This news will inevitable provoke anger in Bramford - a building that no one wanted in the first place is a building that no one wants to occupy!

Most Read

Many people will feel that this merely indicates what they had felt at the start - that this building should never have been approved in the first place.

Of course no one knew when the plans were first submitted or work on the ground started that Agilent would decide to pull out of Ipswich before it was completed.

It is a salutary reminder that while the town may welcome the attention of multi-national companies, their presence here can be a double-edged sword.

And when a firm with no firm roots in the community decides to up-sticks and leave town, they can leave behind a legacy that can take years to resolve.

HIGH street stores like Woolworths are not always seen as obvious targets for armed raids - but in the run-up to Christmas they can hold considerable amounts of valuable stock . . . and cash.

The raid at Felixstowe just eight days before Christmas sent shockwaves through traders in the town, and now it seems as if the attack could be linked with a similar incident at Bishop's Stortford a week later.

These raids are a salutary reminder to everyone of the dangers faced by shop staff - and of the need to tackle this kind of crime.

With good transport links raiders can be in and out of a town like Felixstowe within minutes. By the time the police are able to get to the scene they could be over the Orwell Bridge and speeding along the A14 or A12.

Police dealing with serious crimes like this need to be able to co-ordinate their investigation with colleagues from other forces to ensure that the hunt for the criminals is not handicapped by county boundaries any more than their escape was along the trunk roads of East Anglia.

FOR years there has been speculation that there is something dangerous lurking in the dense woods and forests of East Anglia - a big cat nicknamed Claws.

Now there are suggestions that the sea around the region has become the latest home to the world's most terrifying marine killer . . . the great white shark.

Half-eaten bodies of seals and porpoises have been washed up on beaches from North Norfolk to Aldeburgh.

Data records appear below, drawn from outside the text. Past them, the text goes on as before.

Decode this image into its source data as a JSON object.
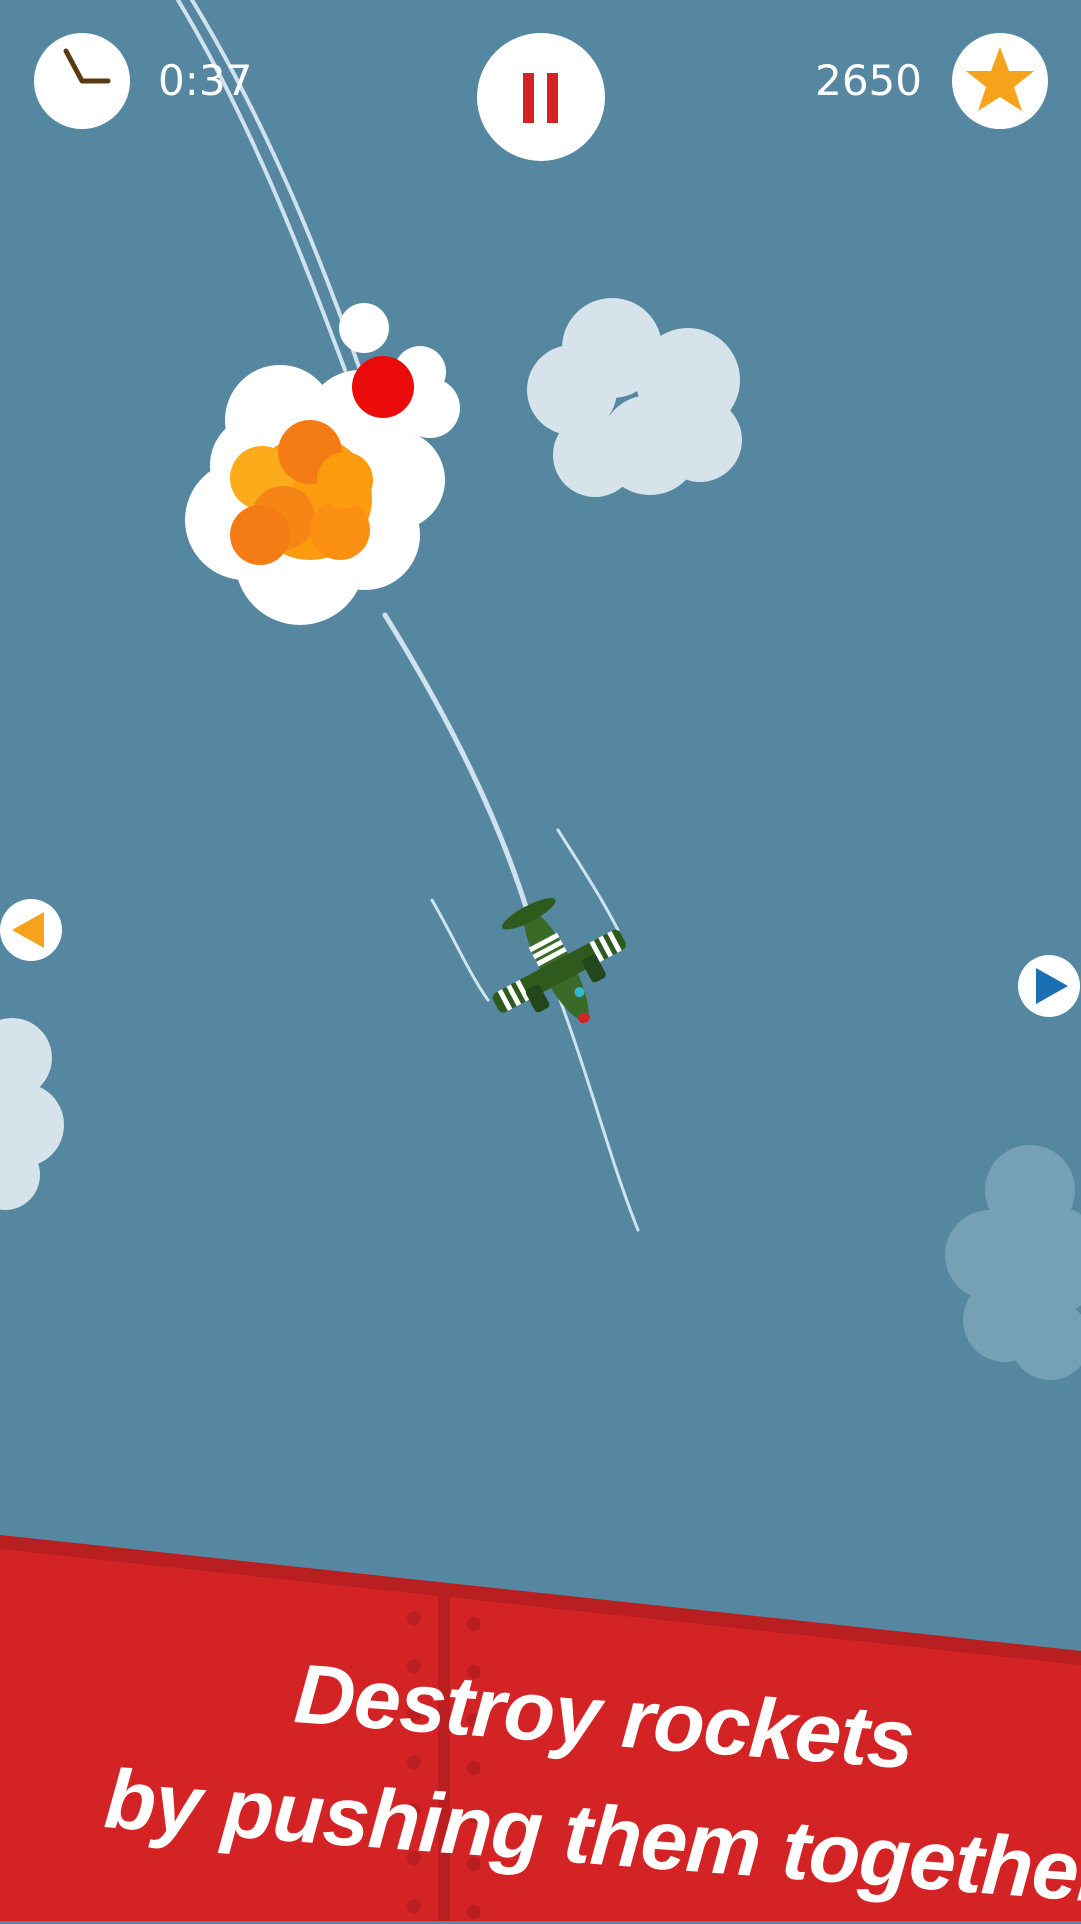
{
  "hud": {
    "timer": "0:37",
    "score": "2650",
    "timer_icon": "clock-icon",
    "pause_icon": "pause-icon",
    "score_icon": "star-icon"
  },
  "controls": {
    "left_icon": "left-arrow-icon",
    "right_icon": "right-arrow-icon"
  },
  "banner": {
    "line1": "Destroy rockets",
    "line2": "by pushing them together!"
  },
  "colors": {
    "sky": "#5687a1",
    "banner_red": "#d42325",
    "pause_red": "#d42325",
    "star": "#f5a31a",
    "left_arrow": "#f5a31a",
    "right_arrow": "#1b6fb3",
    "plane_green": "#3a6b26"
  }
}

Experts say there is no reason why a great white should not swim into the North Sea - but are doubtful about the “evidence” so far presented.

Whatever the truth, the latest speculation gives swimmers the perfect excuse to avoid winter dips in the sea - and confine their activities to the warmth and comfort of the county's swimming pools.

Become a Supporter

This newspaper has been a central part of community life for many years. Our industry faces testing times, which is why we're asking for your support. Every contribution will help us continue to produce local journalism that makes a measurable difference to our community.

Become a Supporter